[Note 4] The prosecutor said: "You know from your experience, human beings intend the natural and normal consequences of their own voluntary acts."
[Note 5] The prosecutor said: "I thought I heard [defense counsel] tell you [during his opening statement] that he would produce evidence through April [Jusseaume] who was with his client that night that they got all coked up and went to Bunratty's. I thought that was what he would prove to you. Well, she certainly said she was at Bunratty's, and she certainly said [the defendant] was there, but there was no testimony that I recalled about her and [the defendant] getting coked up."
[Note 6] The prosecutor said: "No state can exist, perform its function in a civilized society, unless it protects its citizens, punishes those who unlawfully take a human life . . . Some people can think only of criminal defendants who are before the bar of justice presumed under the law to be innocent, but there's innocent people out of court as well as in court. Abel Harris was innocent. . . . How could any of you jurors in good conscience in view of that evidence come to the conclusion that he was so drunk, so inebriated that he was in a zombie-like state, that he didn't know . . . what he did or why he did it? . . . And When Mr. Harris stepped forward [the defendant] still had an opportunity not to be a murderer, but he made that conscious decision to aim the gun, pull that trigger a fourth time. Cold, deliberate act. That's the evidence you have. And that young man fell forward on to the sidewalk mortally wounded. Abel Harris had a right to life and he was deprived of that right through a cold, purposeful, deliberate way. As he was lying on the sidewalk dying, this guy takes off. . . . If you disregard the Judge's instructions in that manner and feel it appropriate to give somebody a break, you would [do so] with . . . a verdict of lawlessness."

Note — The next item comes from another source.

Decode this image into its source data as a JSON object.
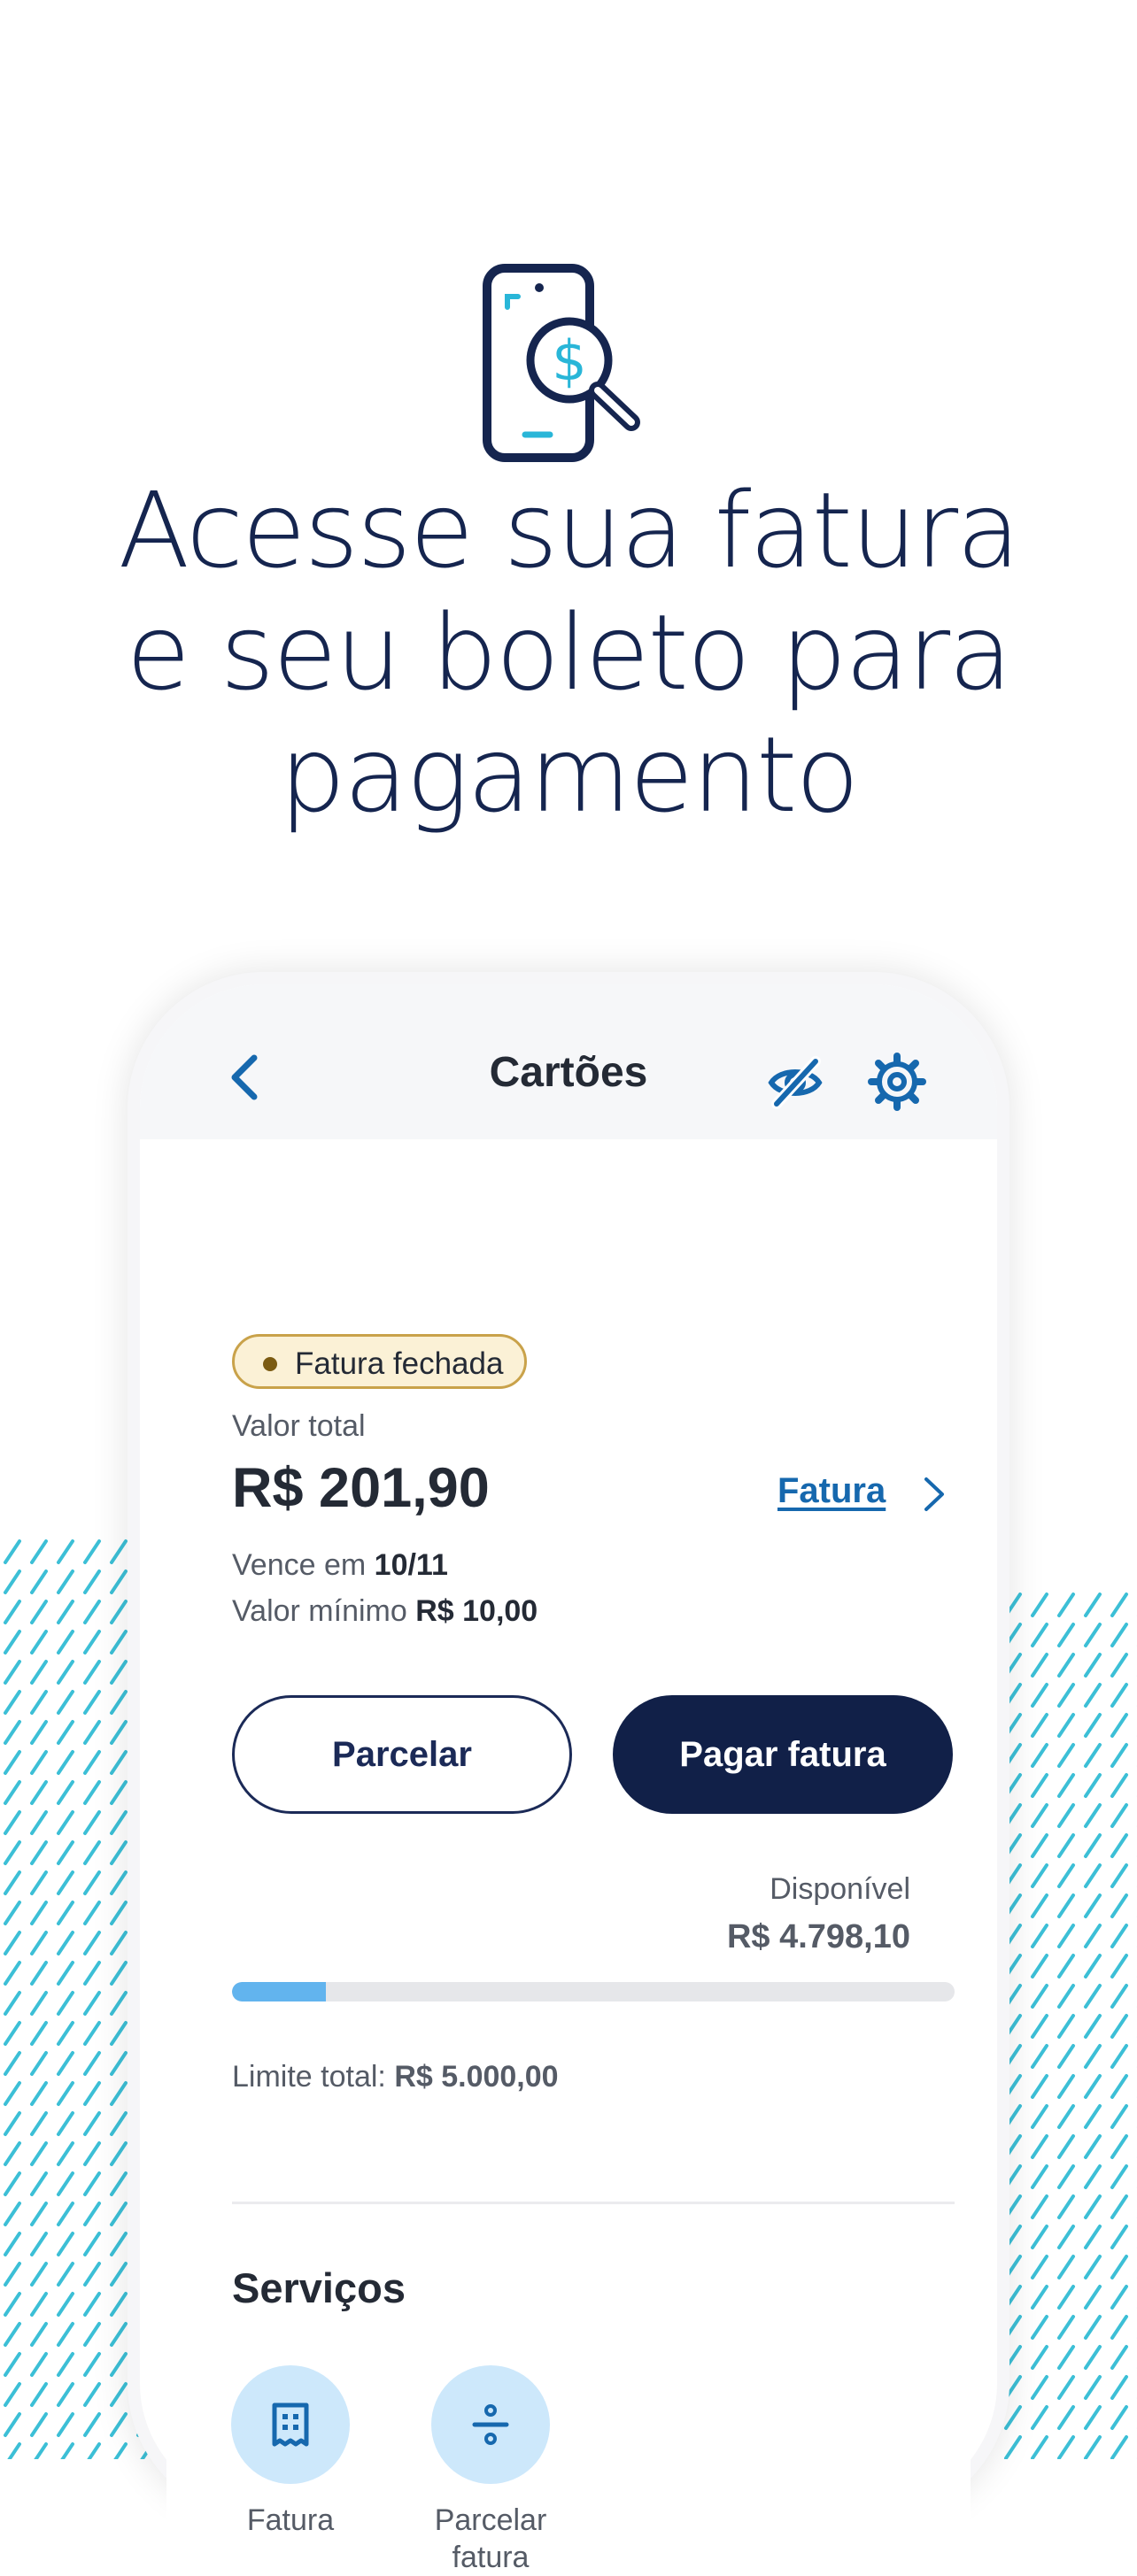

[Note 7] The judge repeatedly instructed the jurors that opening statements and closing arguments were not evidence. Those instructions followed the opening statements, preceded the closing arguments and also were part of the general instructions to the jury.
[Note 8] The judge said: "[I]n the course of closing arguments lawyers many times make reference to the law. Most of the time they do that accurately, some times not so accurately. So the point I want to make to you is that with respect to the law, the lawyers do not tell the jury what the law is, the judge does . . . so to the extent that the counsel undertook to tell you what their judgment was with reference to the applicable law, you should bear in mind that you should take that law from the judge and not from the lawyers."
[Note 9] The judge said: "The presumption of innocence means literally in a criminal trial that the defendant does not have to prove a thing. The defendant does not have to prove that he is innocent. He does not have to present witnesses. He does not have to present evidence. He does not have to testify himself. If he chooses to exercise those rights, then the fact that he did not testify himself is certainly not a consideration that a jury can take and use as any evidence adverse to the interest of the defendant whatsoever. Put another way, . . . [the] burden of proof never shifts from the government to the defendant."
[Note 10] The judge said: "A jury room is no place for . . . anger or hatred or revenge or pity or compassion" but is, instead, "a place for cold and sober and detached judgment to the extent that any human being is capable of that."
[Note 11] The Commonwealth asserts that the evidence of intoxication was not sufficient to warrant such an instruction. There was conflicting evidence as to the defendant's intoxication. In those circumstances, a judge should instruct on intoxication and the third aspect of malice.
[Note 12] After having specifically instructed the jurors on the three aspects of malice, specific intent and intoxication, the judge concluded that portion of the charge by saying: "[I]f you are satisfied that the government has proved malice aforethought on a consideration of all of the evidence including intoxication or lack thereof for that matter of the defendant at the time, then the government would be entitled to have a murder verdict . . . ."